    Agree. Royals also have Mitch Maier at Springdale on a minor league contract as he rehabs from surgery. Mitch is another guy long thought to be coaching material. Brett Tomko at Omaha is a third, Jason Kendall will eventually be another one. Guys with big natural ability that everything comes easy for don’t often make great coaches.

    As for Getz, injuries had something to do with it, only one year with the Royals of over 100 games. The concussion had some after effects. His last year of ’13, 78 appearances, 62 starts.

    • Dave Hill

      To me, it felt like bringing Tomko in was a way to get a player/coach at Omaha, even if he did not have that official designation. Maier I agree with as well. Perhaps the Royals are assembling their future coaching staff by bringing those guys back. If Getz returns in some capacity, we may have an idea as to what the future coaches/manager could be.

  • Amos T.

    Chris Getz was simply not very good. Look at his slugging percentage. He might have been a good utility player as he could play in the outfield too. I have always been of the opinion that Irving Falu was a better second basemen. He is a switch hitter with more power than Getz. He is as fast as Getz. Finally, Falu is a better hitter. If Falu had hit 280 with his higher slugging percentage, the Royals would have won two more games last season.

    Falu also appears to be the type of hitter who hits better in the majors than the minors. He probably has the highest batting average of any player stuck in the minors.

    • Dave Hill

      Never said he was good. In fact, most of that first paragraph was accentuating that point.

  • moretrouble

    Getzie is a class individual and would make a fine coach if he desired to continue working in baseball. He’s starting a family, he’s banked over 3 Million in a five year career in the MLB; he’s done very, very well for himself. My hunch is that he’ll be a great father, too. Best of luck, Chris; you’re one of the good guys.

  • TwistedCyberChick

    I’m sad that he couldn’t make it in the big leagues but I understand why. He’s a great guy, from all I’ve seen and heard, and I’m sure his family will benefit greatly from having him around more often. He has the right mental approach to baseball, and I agree that he would make a great coach. Best of luck to him. :)

  • RBTGT

    Getz publicly said that he left the game to start and raise a family and was also directly quoted as saying that he “was looking forward to a life outside of baseball”.

    He “managed to piece together a tolerable career”? By whose standards?

    At the time of his retirement, Chris Getz had the lowest career slugging percentage and OPS of ANY active major league player with over 1500 career plate appearances as well as the smallest number of extra base hits for anybody with that many appearances.

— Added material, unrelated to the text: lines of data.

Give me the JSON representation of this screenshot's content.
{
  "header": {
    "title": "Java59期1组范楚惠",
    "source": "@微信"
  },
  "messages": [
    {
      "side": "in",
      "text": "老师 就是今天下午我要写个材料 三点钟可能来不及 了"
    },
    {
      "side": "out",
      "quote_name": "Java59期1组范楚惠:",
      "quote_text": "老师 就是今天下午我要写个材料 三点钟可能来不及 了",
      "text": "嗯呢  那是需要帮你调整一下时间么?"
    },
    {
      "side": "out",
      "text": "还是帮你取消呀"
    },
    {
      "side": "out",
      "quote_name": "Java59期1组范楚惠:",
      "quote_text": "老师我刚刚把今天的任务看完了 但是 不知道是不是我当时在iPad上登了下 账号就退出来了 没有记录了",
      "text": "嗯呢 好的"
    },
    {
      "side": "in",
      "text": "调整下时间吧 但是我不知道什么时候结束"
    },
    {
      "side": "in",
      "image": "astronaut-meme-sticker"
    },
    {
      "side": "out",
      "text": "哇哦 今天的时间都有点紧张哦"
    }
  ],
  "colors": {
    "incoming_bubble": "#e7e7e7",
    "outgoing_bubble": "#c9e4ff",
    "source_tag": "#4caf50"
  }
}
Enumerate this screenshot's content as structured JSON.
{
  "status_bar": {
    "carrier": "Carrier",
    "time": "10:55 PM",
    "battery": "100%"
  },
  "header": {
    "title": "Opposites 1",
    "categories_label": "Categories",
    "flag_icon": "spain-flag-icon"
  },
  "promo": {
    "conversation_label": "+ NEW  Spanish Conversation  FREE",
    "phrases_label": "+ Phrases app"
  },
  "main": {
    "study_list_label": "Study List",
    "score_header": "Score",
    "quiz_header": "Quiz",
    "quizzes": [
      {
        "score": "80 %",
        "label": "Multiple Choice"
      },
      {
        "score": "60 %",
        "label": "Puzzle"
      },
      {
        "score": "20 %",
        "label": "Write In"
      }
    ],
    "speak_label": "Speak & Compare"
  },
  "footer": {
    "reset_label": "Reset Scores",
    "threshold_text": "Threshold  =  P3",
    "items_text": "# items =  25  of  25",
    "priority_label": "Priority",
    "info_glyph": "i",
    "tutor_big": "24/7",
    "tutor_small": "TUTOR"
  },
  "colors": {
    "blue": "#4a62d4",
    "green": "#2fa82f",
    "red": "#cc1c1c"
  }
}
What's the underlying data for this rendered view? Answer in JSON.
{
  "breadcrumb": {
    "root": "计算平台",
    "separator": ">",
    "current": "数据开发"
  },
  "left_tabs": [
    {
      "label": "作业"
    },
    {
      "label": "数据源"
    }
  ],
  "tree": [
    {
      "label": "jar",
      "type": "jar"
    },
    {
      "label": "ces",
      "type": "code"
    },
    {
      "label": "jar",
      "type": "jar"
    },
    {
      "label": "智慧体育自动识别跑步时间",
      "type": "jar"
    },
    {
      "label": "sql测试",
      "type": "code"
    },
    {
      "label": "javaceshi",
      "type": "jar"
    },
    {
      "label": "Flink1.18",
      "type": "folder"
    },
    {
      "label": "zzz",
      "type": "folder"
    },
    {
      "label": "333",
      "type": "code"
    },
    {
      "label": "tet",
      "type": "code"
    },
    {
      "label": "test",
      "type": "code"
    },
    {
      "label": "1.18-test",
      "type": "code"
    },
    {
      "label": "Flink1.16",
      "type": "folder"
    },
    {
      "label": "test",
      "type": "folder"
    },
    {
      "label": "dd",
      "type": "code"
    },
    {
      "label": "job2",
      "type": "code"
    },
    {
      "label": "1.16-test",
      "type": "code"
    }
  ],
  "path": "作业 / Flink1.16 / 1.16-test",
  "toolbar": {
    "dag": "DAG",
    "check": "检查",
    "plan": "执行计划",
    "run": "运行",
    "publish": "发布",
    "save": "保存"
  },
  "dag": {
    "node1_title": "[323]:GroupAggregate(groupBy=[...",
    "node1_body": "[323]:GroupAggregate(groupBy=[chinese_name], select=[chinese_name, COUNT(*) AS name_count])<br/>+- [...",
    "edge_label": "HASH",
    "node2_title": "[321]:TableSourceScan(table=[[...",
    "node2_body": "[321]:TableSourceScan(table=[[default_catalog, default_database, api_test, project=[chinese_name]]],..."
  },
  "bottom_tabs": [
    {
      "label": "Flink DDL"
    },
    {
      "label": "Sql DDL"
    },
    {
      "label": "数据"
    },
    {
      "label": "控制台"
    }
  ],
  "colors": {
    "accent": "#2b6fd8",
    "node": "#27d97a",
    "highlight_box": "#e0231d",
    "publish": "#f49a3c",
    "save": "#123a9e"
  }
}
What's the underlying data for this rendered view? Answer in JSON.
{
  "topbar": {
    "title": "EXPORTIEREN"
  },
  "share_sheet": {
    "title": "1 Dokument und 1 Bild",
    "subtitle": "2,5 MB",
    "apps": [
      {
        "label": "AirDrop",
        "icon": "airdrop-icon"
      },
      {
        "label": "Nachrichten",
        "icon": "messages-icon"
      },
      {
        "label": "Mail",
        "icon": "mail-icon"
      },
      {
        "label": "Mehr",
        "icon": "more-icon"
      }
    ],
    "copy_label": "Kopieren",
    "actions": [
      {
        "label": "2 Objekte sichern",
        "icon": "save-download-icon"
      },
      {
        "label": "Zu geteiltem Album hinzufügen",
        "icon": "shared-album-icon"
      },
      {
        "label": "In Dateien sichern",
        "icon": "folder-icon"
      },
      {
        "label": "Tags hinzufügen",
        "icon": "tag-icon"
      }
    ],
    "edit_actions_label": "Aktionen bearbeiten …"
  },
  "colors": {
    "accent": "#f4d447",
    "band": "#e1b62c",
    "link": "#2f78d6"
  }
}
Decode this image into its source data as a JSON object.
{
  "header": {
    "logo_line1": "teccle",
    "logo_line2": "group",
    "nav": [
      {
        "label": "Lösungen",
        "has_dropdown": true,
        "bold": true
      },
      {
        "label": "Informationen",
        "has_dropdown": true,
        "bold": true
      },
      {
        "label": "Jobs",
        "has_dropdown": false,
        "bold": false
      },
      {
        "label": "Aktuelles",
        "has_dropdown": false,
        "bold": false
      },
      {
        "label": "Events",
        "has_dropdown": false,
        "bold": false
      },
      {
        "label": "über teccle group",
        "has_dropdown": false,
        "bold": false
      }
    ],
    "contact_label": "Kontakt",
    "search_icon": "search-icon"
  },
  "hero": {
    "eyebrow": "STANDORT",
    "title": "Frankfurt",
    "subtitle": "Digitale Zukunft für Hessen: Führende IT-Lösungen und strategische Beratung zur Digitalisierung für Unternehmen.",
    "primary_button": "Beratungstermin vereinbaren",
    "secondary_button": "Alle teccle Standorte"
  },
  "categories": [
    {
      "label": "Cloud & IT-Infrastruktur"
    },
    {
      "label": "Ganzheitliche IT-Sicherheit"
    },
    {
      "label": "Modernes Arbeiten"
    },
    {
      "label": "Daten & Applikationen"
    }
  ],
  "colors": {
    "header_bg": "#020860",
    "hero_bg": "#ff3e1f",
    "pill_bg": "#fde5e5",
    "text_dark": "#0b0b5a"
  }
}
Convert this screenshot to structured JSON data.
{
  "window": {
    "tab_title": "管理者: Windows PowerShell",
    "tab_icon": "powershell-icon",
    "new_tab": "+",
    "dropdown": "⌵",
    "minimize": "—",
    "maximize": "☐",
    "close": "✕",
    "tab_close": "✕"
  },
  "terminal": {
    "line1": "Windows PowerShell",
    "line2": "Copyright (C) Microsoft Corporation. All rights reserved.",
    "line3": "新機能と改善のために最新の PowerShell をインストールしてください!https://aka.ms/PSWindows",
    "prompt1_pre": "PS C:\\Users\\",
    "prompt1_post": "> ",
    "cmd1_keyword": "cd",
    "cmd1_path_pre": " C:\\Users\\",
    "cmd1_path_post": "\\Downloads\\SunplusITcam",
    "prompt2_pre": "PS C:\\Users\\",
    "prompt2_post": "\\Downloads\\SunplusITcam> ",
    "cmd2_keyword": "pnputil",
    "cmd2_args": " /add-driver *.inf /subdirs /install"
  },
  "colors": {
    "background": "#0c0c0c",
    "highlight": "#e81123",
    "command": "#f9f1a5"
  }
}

    Not only was he bad, he was epically and historically bad. I don’t say so, the numbers do. Easily was one of the worst players in the major leagues.

    If one is making a list of all time worst Royals players, Chris Getz is on the list of those under consideration.